[Data]
........

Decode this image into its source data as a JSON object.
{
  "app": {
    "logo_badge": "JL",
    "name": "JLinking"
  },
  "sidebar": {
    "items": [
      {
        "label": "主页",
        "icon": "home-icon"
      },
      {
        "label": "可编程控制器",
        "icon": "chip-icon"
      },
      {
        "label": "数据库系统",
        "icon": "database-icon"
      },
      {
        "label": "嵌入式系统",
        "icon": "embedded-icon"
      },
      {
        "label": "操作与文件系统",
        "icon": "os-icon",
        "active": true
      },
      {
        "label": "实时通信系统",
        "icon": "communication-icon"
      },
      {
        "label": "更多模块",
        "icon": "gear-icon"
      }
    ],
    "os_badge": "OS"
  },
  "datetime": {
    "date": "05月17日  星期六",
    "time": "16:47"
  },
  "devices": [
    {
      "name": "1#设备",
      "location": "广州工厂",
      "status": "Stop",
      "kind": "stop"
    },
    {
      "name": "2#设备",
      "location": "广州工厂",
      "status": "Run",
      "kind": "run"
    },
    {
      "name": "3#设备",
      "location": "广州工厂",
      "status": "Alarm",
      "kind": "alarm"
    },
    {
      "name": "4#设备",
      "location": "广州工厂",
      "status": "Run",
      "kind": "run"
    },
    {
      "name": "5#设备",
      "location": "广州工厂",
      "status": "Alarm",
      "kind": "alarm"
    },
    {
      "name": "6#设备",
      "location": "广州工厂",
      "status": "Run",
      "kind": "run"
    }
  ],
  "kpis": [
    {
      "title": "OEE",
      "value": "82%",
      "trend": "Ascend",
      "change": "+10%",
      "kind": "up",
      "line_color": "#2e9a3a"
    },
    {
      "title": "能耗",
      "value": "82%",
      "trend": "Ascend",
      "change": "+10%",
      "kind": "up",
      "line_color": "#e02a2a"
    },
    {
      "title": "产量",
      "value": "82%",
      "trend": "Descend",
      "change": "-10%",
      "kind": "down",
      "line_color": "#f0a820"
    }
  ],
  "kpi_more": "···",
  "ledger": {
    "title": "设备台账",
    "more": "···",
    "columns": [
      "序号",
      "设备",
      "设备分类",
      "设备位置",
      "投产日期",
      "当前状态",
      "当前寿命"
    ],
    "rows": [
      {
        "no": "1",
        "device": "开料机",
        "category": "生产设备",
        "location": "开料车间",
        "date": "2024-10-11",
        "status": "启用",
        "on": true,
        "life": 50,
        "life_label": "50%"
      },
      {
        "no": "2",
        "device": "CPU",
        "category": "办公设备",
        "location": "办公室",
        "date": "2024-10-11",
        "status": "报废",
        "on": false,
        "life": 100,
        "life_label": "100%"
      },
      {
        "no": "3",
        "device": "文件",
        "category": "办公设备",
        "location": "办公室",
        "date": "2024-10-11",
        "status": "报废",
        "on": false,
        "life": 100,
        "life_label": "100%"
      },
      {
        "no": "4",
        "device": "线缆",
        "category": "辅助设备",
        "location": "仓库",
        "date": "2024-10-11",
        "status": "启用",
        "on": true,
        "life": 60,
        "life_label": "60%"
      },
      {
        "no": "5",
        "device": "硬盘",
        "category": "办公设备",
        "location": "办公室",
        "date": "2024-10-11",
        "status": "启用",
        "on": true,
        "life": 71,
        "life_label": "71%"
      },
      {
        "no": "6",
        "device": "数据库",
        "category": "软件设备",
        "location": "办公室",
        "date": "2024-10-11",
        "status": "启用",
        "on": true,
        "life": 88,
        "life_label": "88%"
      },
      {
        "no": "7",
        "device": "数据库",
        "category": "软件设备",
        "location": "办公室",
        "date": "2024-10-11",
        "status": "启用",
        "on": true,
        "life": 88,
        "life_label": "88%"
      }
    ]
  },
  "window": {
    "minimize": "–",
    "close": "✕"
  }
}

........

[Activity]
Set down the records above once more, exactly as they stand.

[Final answer]
Decode this image into its source data as a JSON object.
{
  "app": {
    "logo_badge": "JL",
    "name": "JLinking"
  },
  "sidebar": {
    "items": [
      {
        "label": "主页",
        "icon": "home-icon"
      },
      {
        "label": "可编程控制器",
        "icon": "chip-icon"
      },
      {
        "label": "数据库系统",
        "icon": "database-icon"
      },
      {
        "label": "嵌入式系统",
        "icon": "embedded-icon"
      },
      {
        "label": "操作与文件系统",
        "icon": "os-icon",
        "active": true
      },
      {
        "label": "实时通信系统",
        "icon": "communication-icon"
      },
      {
        "label": "更多模块",
        "icon": "gear-icon"
      }
    ],
    "os_badge": "OS"
  },
  "datetime": {
    "date": "05月17日  星期六",
    "time": "16:47"
  },
  "devices": [
    {
      "name": "1#设备",
      "location": "广州工厂",
      "status": "Stop",
      "kind": "stop"
    },
    {
      "name": "2#设备",
      "location": "广州工厂",
      "status": "Run",
      "kind": "run"
    },
    {
      "name": "3#设备",
      "location": "广州工厂",
      "status": "Alarm",
      "kind": "alarm"
    },
    {
      "name": "4#设备",
      "location": "广州工厂",
      "status": "Run",
      "kind": "run"
    },
    {
      "name": "5#设备",
      "location": "广州工厂",
      "status": "Alarm",
      "kind": "alarm"
    },
    {
      "name": "6#设备",
      "location": "广州工厂",
      "status": "Run",
      "kind": "run"
    }
  ],
  "kpis": [
    {
      "title": "OEE",
      "value": "82%",
      "trend": "Ascend",
      "change": "+10%",
      "kind": "up",
      "line_color": "#2e9a3a"
    },
    {
      "title": "能耗",
      "value": "82%",
      "trend": "Ascend",
      "change": "+10%",
      "kind": "up",
      "line_color": "#e02a2a"
    },
    {
      "title": "产量",
      "value": "82%",
      "trend": "Descend",
      "change": "-10%",
      "kind": "down",
      "line_color": "#f0a820"
    }
  ],
  "kpi_more": "···",
  "ledger": {
    "title": "设备台账",
    "more": "···",
    "columns": [
      "序号",
      "设备",
      "设备分类",
      "设备位置",
      "投产日期",
      "当前状态",
      "当前寿命"
    ],
    "rows": [
      {
        "no": "1",
        "device": "开料机",
        "category": "生产设备",
        "location": "开料车间",
        "date": "2024-10-11",
        "status": "启用",
        "on": true,
        "life": 50,
        "life_label": "50%"
      },
      {
        "no": "2",
        "device": "CPU",
        "category": "办公设备",
        "location": "办公室",
        "date": "2024-10-11",
        "status": "报废",
        "on": false,
        "life": 100,
        "life_label": "100%"
      },
      {
        "no": "3",
        "device": "文件",
        "category": "办公设备",
        "location": "办公室",
        "date": "2024-10-11",
        "status": "报废",
        "on": false,
        "life": 100,
        "life_label": "100%"
      },
      {
        "no": "4",
        "device": "线缆",
        "category": "辅助设备",
        "location": "仓库",
        "date": "2024-10-11",
        "status": "启用",
        "on": true,
        "life": 60,
        "life_label": "60%"
      },
      {
        "no": "5",
        "device": "硬盘",
        "category": "办公设备",
        "location": "办公室",
        "date": "2024-10-11",
        "status": "启用",
        "on": true,
        "life": 71,
        "life_label": "71%"
      },
      {
        "no": "6",
        "device": "数据库",
        "category": "软件设备",
        "location": "办公室",
        "date": "2024-10-11",
        "status": "启用",
        "on": true,
        "life": 88,
        "life_label": "88%"
      },
      {
        "no": "7",
        "device": "数据库",
        "category": "软件设备",
        "location": "办公室",
        "date": "2024-10-11",
        "status": "启用",
        "on": true,
        "life": 88,
        "life_label": "88%"
      }
    ]
  },
  "window": {
    "minimize": "–",
    "close": "✕"
  }
}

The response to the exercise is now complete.